§ Activity:
Search the listing below for the string "JSON" and show each line that contains it.

§ Data for review:
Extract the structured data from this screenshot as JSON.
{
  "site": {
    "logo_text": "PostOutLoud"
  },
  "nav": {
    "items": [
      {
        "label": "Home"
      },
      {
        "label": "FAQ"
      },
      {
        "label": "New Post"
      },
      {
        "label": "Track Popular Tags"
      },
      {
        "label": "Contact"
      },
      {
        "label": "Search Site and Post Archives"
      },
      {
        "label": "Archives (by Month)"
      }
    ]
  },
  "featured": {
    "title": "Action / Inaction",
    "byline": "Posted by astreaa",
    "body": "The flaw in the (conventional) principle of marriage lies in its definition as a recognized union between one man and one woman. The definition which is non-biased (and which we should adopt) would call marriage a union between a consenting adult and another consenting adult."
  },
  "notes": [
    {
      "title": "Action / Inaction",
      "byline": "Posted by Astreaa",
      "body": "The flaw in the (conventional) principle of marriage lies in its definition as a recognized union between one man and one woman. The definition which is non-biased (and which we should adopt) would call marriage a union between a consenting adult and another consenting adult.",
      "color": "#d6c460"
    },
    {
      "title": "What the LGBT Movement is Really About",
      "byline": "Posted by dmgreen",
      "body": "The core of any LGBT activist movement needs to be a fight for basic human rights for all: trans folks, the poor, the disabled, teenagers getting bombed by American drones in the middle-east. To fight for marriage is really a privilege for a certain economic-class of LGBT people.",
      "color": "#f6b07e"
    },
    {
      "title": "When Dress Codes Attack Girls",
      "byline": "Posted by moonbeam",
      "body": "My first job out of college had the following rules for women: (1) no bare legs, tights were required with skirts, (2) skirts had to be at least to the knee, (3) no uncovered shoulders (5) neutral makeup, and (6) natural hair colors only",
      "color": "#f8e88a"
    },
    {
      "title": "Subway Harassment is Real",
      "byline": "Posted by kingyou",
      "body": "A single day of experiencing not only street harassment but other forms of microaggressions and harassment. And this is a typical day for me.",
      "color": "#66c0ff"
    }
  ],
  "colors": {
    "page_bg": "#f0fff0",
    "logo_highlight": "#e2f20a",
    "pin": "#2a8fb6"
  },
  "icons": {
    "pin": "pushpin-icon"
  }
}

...

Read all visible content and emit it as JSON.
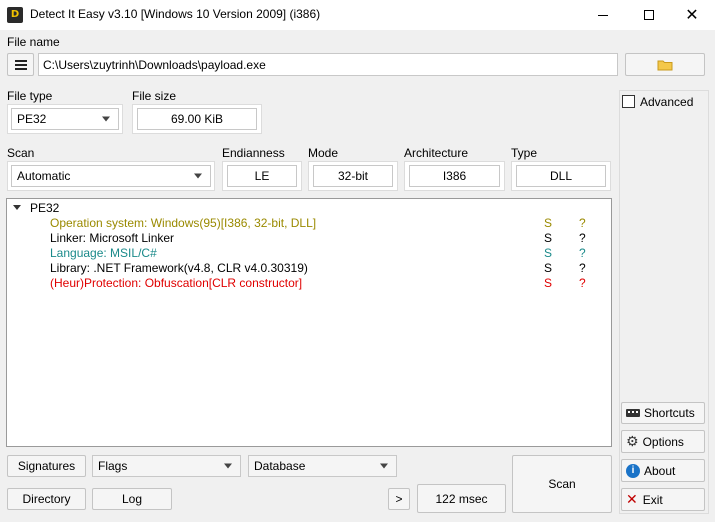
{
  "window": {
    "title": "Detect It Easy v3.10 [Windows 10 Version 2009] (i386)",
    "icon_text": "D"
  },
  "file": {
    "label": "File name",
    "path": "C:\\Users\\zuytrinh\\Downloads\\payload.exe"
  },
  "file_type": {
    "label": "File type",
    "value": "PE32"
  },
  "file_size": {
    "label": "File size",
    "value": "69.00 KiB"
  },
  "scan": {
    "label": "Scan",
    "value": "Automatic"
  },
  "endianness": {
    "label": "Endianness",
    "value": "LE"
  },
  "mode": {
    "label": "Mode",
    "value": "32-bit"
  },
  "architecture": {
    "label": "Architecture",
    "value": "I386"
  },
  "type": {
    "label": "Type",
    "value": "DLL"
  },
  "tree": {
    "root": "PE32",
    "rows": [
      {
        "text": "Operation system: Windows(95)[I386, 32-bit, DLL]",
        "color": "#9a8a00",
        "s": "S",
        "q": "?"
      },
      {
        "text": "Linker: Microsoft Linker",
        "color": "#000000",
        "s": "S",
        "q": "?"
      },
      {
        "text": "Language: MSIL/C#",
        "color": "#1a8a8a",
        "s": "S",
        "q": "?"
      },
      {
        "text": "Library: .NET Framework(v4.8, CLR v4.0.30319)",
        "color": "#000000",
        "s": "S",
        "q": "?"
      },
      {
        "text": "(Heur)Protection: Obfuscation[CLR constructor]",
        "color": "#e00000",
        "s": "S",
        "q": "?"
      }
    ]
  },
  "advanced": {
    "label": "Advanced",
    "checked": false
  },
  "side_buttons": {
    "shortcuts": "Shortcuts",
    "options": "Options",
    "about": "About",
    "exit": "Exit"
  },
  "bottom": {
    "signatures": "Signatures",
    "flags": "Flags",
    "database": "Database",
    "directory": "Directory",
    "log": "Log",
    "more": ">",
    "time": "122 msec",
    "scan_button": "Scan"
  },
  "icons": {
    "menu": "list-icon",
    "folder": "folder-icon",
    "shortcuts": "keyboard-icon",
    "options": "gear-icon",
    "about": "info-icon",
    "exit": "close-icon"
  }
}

§ Reply to the task:
Extract the structured data from this screenshot as JSON.
Read all visible content and emit it as JSON.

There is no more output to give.